In the reply, give back exactly the lines from the one with "Read all visible content and emit it as JSON." through the last line of the records, without pictures.
··· Source material
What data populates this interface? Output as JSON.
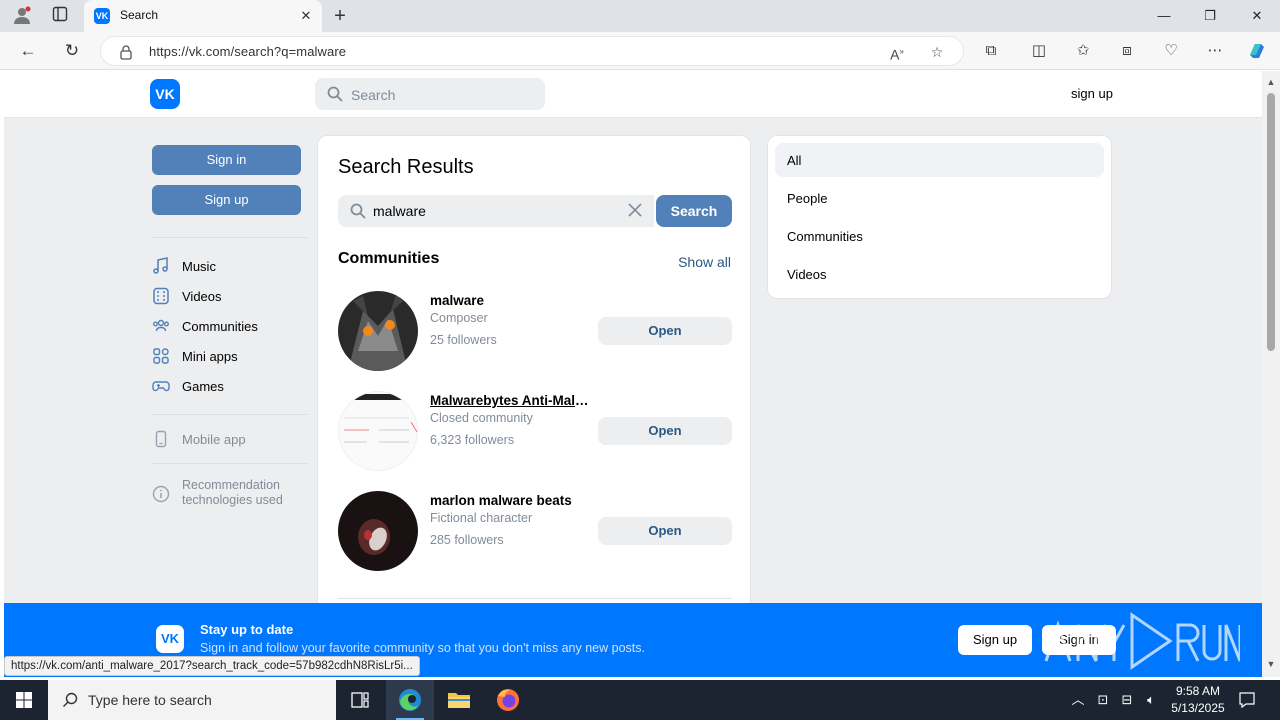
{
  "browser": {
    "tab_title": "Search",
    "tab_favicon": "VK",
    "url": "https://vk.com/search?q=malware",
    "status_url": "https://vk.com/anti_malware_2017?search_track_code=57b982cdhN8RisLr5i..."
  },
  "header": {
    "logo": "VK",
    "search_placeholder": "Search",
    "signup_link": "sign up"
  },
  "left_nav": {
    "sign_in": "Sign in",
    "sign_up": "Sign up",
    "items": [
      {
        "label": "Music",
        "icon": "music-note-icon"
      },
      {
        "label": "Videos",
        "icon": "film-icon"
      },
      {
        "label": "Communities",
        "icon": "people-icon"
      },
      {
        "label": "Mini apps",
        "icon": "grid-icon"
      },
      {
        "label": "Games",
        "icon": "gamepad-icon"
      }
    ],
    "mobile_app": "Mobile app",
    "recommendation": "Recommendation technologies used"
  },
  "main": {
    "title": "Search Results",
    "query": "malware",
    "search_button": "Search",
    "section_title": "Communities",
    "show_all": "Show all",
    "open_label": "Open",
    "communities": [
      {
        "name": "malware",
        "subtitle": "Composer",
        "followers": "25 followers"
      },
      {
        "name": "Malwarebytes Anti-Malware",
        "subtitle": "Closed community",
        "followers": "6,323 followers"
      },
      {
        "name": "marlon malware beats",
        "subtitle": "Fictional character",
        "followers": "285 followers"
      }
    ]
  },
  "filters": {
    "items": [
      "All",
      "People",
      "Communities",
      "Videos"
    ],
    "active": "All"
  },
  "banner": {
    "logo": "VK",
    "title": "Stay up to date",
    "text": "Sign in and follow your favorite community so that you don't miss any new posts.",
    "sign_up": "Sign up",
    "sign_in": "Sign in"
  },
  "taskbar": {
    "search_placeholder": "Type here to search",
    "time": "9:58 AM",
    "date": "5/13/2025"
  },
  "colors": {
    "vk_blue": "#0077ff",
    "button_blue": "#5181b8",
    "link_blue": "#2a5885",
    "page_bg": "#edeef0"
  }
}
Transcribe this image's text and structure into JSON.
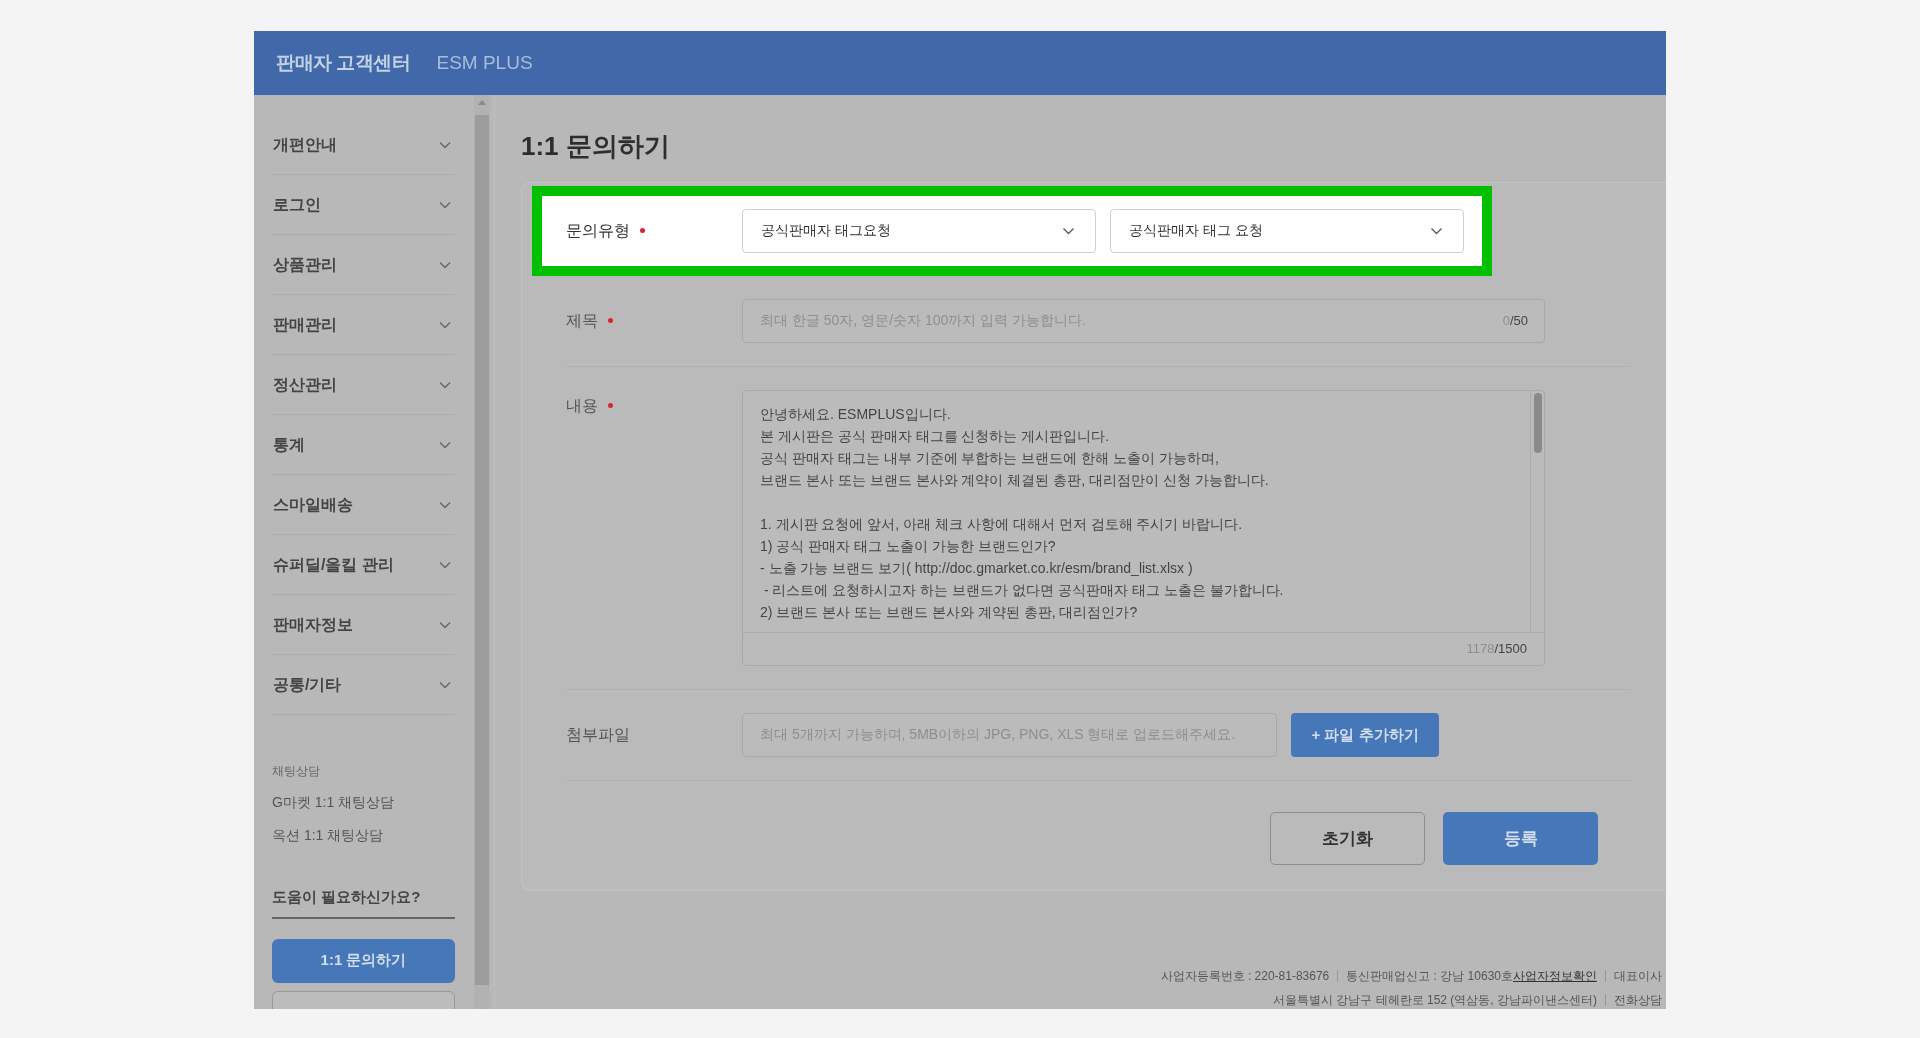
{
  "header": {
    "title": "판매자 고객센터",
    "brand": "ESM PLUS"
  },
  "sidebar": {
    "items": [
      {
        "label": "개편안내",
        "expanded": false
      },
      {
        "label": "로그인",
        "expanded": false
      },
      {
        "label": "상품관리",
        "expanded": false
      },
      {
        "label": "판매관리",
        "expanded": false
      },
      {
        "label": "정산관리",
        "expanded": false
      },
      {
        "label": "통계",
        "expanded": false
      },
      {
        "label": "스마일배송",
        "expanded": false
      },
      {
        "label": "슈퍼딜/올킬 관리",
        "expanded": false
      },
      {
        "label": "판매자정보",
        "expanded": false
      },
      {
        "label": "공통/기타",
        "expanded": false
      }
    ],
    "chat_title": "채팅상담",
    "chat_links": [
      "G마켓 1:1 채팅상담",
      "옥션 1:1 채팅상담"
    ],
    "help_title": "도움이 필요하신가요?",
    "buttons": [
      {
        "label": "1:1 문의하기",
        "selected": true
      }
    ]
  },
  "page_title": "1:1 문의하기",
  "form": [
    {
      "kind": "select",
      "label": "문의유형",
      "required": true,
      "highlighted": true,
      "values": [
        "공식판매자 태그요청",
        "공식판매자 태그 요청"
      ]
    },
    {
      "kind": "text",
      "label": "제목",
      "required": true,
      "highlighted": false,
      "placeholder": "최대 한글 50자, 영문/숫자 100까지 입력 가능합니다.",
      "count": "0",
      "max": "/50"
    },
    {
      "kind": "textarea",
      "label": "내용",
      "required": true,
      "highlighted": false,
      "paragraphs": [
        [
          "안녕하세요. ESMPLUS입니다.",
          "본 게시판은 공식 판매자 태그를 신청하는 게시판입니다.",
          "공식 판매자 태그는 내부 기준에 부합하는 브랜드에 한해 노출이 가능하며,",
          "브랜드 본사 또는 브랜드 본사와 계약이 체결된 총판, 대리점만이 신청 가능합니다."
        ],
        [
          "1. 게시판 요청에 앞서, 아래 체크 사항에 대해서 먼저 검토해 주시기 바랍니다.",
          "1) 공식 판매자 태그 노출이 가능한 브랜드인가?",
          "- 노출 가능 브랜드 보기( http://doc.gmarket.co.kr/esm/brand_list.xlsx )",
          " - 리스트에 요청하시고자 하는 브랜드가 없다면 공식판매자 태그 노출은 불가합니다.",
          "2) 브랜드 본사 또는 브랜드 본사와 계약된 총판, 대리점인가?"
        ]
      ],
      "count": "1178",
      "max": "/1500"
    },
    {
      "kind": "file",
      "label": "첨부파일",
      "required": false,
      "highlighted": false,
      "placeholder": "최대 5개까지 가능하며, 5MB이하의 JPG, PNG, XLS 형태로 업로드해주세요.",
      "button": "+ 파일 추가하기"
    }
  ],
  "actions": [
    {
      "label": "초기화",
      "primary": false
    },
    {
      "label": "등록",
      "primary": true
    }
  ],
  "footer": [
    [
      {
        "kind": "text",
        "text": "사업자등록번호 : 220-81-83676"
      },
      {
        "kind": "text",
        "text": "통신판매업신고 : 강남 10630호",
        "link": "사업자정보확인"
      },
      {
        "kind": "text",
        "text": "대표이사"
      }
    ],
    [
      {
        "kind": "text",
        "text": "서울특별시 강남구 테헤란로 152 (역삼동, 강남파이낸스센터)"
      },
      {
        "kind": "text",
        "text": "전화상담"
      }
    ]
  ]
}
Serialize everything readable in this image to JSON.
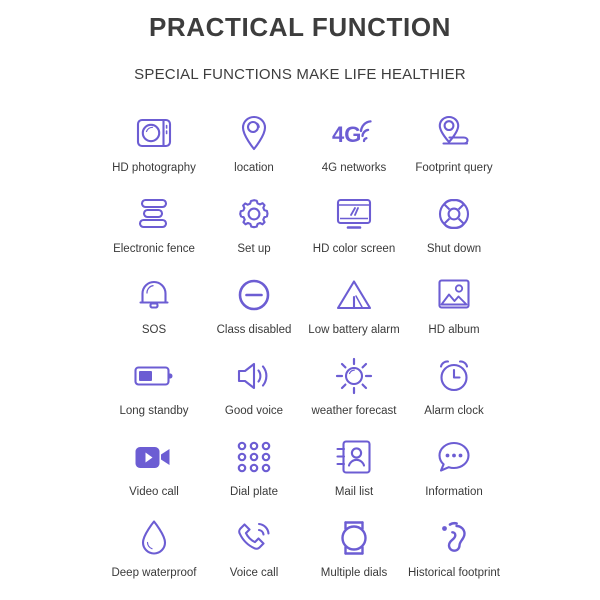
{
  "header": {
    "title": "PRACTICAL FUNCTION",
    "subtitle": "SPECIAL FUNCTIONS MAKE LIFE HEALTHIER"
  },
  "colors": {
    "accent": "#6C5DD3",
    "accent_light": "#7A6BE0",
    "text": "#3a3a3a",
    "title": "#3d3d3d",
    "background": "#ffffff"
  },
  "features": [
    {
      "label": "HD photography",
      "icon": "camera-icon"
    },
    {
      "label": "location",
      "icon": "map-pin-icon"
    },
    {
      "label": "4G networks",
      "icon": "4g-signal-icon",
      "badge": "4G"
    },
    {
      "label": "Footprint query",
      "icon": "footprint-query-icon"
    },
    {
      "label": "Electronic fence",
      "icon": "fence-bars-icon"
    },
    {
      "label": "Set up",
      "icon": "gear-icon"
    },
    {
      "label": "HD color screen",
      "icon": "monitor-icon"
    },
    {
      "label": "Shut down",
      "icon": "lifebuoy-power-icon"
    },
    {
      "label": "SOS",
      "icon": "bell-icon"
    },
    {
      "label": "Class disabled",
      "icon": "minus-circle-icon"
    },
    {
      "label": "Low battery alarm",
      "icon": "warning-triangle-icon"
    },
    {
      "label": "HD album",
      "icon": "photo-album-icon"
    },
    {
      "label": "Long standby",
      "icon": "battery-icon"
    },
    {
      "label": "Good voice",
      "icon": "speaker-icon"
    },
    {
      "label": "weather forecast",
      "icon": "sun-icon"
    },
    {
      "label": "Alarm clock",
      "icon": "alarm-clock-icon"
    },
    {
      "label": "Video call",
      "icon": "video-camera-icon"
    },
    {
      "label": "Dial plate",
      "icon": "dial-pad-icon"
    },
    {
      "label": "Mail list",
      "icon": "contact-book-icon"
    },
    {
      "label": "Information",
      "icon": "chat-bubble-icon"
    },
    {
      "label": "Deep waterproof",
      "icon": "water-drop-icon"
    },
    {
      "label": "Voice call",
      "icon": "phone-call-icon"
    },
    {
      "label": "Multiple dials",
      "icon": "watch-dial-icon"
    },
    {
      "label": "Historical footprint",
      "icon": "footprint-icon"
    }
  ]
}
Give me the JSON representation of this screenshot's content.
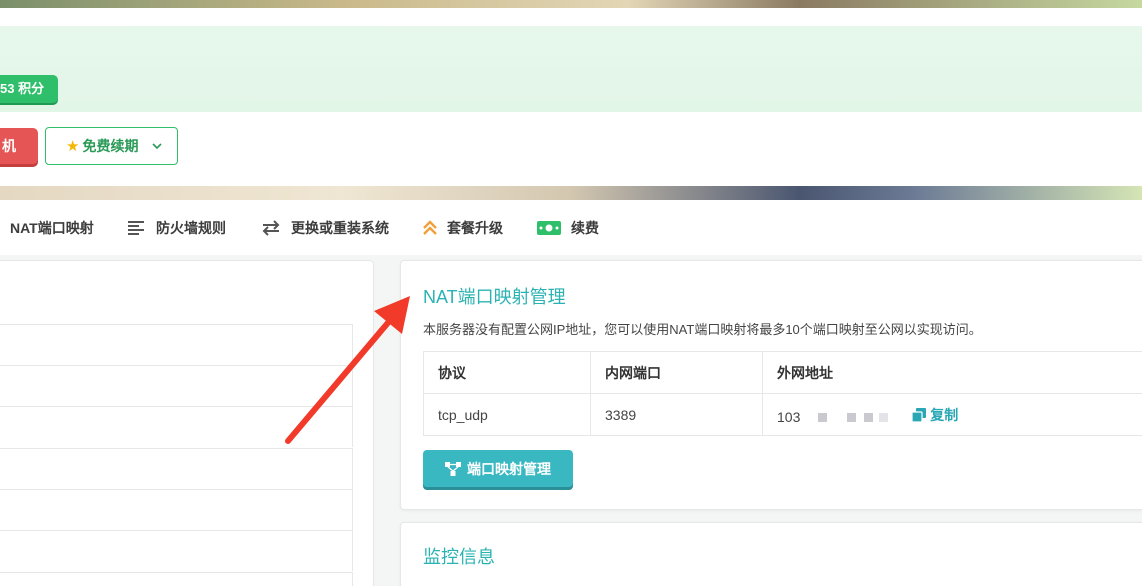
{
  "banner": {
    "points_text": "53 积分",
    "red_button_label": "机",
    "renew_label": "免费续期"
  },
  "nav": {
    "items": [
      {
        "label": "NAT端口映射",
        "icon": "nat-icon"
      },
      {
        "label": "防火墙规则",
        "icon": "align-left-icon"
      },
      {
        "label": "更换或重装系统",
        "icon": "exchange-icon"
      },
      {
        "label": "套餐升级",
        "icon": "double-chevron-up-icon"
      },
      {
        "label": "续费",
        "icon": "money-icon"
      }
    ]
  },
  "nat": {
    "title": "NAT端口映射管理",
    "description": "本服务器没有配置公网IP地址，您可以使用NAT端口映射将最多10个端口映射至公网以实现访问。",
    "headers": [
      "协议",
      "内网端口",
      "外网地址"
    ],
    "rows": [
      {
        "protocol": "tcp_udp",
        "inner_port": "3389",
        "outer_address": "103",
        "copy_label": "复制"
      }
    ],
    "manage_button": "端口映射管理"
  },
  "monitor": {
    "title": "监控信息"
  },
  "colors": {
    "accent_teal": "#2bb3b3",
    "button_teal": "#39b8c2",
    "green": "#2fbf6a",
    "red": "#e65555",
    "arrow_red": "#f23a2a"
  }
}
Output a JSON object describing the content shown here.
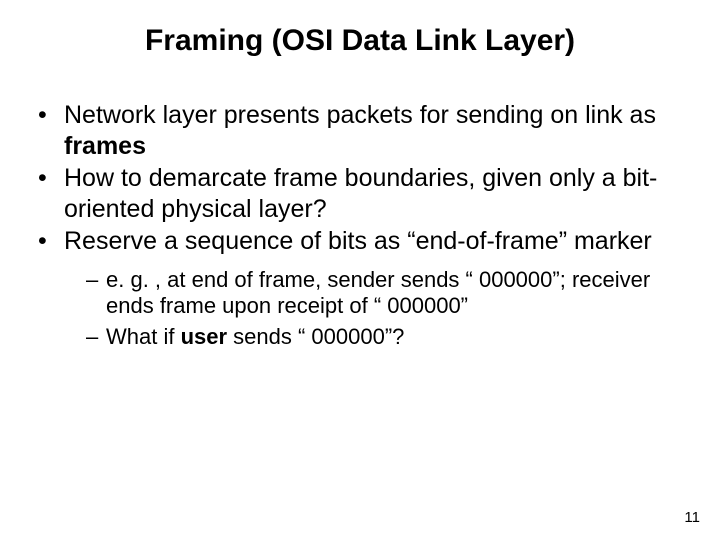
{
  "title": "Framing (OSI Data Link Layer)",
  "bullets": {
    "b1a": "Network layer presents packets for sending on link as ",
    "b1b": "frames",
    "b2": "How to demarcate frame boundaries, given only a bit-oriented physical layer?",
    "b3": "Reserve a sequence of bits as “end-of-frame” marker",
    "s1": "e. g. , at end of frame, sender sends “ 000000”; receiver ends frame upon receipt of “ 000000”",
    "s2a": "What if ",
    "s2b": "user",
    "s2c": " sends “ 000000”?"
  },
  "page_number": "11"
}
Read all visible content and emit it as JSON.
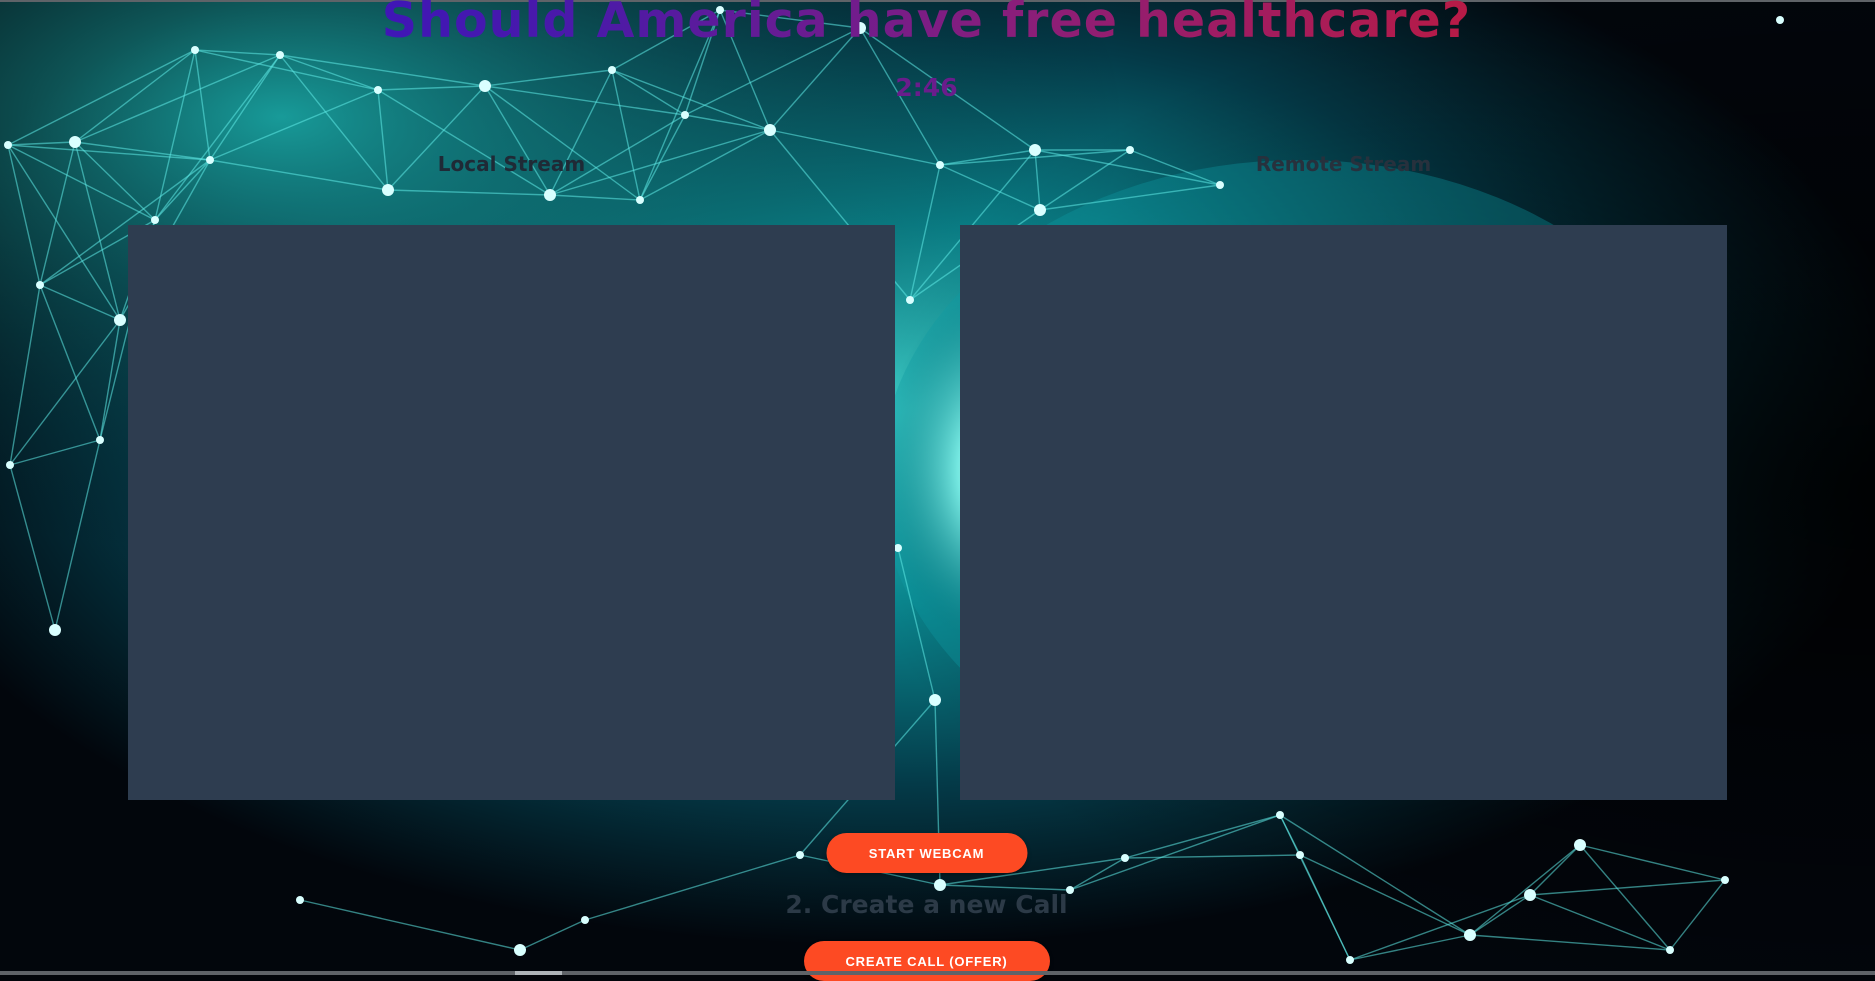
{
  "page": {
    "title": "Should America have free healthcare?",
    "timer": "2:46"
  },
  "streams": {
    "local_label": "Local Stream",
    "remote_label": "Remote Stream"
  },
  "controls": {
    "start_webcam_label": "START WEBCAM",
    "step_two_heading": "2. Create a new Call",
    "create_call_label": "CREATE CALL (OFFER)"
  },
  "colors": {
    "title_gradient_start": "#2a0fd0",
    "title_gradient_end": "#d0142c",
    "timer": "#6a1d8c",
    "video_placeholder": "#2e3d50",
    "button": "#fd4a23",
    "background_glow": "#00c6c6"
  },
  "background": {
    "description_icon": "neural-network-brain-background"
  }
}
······
Solution to this exercise
Read all visible content and emit it as JSON.
{
  "page": {
    "title": "Should America have free healthcare?",
    "timer": "2:46"
  },
  "streams": {
    "local_label": "Local Stream",
    "remote_label": "Remote Stream"
  },
  "controls": {
    "start_webcam_label": "START WEBCAM",
    "step_two_heading": "2. Create a new Call",
    "create_call_label": "CREATE CALL (OFFER)"
  },
  "colors": {
    "title_gradient_start": "#2a0fd0",
    "title_gradient_end": "#d0142c",
    "timer": "#6a1d8c",
    "video_placeholder": "#2e3d50",
    "button": "#fd4a23",
    "background_glow": "#00c6c6"
  },
  "background": {
    "description_icon": "neural-network-brain-background"
  }
}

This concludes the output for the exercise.